We discussed the different beliefs of many of our friends, and thier different faiths, Christian or non Christian.

There was time to squeeze in a couple of pages from Mao’s Last Dancer – and some chatting about life in a communist country. How would it be different to life in our country?

Then it was time to leave for our errands.

I left with a satisfying feeling of contentment with our summer morning.



“I think you fold it this way.”

‘No – maybe try it the other way around?”

“Dad, can you help?”

A few minutes later, dh ( Gerry) helped Anthony and I sort out our origami.

We were attempting to make a secrets parcel, to give to J for his birthday.

Last week, I found a book at the library – Step By step Origami. It was in the children’s section and has large colour photographs so, ostensibly, should be easy to follow.

Perhaps Anthony and I are manually challenged – it tooks us many folds and some help to complete the shape.

But origami is fun! And what a great learning experience – spatial awareness, shapes, arts, maths, culture as we read about the history of paper and origami in Japan…


Yet another quote.

Okay, I promise not to bore you all with my favourite quotes, but I am writing my mottoes for the year.

These slogans or mottoes tend to be quotes or sayings symbolizing what it is that I wish to be/do/want from the new year.

They help me focus.

I usually write them in my daytimer/diary, as little reminders.

I often share them with others, children included. It is fascinating to hear their thoughts on my mottoes and to hear of their own possible mottoes.

So, this is another quote, that I am considering –

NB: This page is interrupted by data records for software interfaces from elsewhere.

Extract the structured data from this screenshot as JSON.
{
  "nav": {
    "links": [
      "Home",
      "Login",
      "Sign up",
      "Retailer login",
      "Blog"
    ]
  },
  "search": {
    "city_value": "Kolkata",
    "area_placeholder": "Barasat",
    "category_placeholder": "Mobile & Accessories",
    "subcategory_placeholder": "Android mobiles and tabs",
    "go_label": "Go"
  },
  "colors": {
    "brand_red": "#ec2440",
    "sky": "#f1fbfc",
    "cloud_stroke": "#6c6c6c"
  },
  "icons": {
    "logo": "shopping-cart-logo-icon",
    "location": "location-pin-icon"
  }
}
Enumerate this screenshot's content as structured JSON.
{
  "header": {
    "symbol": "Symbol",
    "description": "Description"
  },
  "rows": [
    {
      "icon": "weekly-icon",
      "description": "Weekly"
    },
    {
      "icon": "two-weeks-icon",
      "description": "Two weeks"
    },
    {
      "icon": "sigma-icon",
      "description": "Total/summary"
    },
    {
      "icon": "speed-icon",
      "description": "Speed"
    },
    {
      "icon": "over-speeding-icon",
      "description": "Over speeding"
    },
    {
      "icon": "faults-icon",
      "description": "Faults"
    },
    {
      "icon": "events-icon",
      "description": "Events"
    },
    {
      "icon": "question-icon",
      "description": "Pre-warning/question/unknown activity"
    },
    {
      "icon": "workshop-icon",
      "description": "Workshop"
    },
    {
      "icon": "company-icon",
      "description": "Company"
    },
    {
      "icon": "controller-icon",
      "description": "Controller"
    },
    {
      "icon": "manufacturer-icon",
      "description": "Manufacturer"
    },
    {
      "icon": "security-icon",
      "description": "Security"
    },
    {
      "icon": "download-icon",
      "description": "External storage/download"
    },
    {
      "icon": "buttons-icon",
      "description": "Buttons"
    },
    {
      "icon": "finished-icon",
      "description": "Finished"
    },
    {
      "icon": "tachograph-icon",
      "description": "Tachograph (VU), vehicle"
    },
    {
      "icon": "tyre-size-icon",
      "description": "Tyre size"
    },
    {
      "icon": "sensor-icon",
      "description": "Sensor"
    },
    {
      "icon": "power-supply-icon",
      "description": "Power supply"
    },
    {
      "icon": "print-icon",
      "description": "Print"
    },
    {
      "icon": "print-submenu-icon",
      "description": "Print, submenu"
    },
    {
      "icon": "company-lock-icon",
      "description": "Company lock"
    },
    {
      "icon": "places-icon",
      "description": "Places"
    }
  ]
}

“Consult not your fears but your hopes and dreams. Think not about your frustrations, but about your unfulfilled potential. Concern yourself not with what you tried and failed in, but with what is still possible for you to do.” ~Pope John XXIII

Note – has this to say about mottoes –

mot·to n. pl. mot·toes or mot·tos
A brief statement used to express a principle, goal, or ideal.

A sentence, phrase, or word of appropriate character inscribed on or attached to an object.
A maxim adopted as a guide to one’s conduct.
[Italian, word, motto, probably from Vulgar Latin *mttum, word. See motom definitione of mottoes is ”


Maria Montessori

“Supposing I said there was a planet without schools or teachers, study was unknown, and yet the inhabitants – doing nothing but living and walking about – came to know all things ….Well, just this, which seems to fanciful as to be nothing but the invention of a fertile imagination, is a reality. It is the child’s way of learning.”

Dr. Maria Montessori



January is definitely a time for the new.

The new , many times, means cleaning and sorting, mentally and physically and spiritually.

The physical part took the shape, yesterday, of tidying the art/stationery trolley and re-organizing our journalling nook. Between frequent rests for me.

The journalling nook was set up during last January’s “sorting’ time. And then the nook was moved to a new place after our move interstate and to a new home last March.

I think tidying and organizing can be part of strewing – strewing ideas and activities for ourselves and our children. Strewing doesn’t have to be a physical thing – it can be mental, looking at what we have and where we are, with new eyes. A paradigm shift.

Tidying some of the clutter helps me discover the paradigm shift.

We sort and throw out, make a list of some new supplies to purchase and are encouraged to look again at some art or writing or drawing. Maybe.


One More Thing

Oh, thought I’d share my One Thing for today – again, two things.

1. Read aloud from Our Life in the Church, with those boys who will be confirmed this year. I expect we will get side tracked into many other discussions.
2. Print some information about Manet ( artist) and Mozart ( composer) for the refrigerator door. In this, I have been inspired by the posters at the 4 real discussion boards* – these two have been suggested as the artist and the composer for the month of January.

We already have a print of one of Manet’s paintings on the dining room computer, as wallpaper ( The Escape of Rocherfort) and have listened to some of Mozart while I ate breakfast and others read or played video games.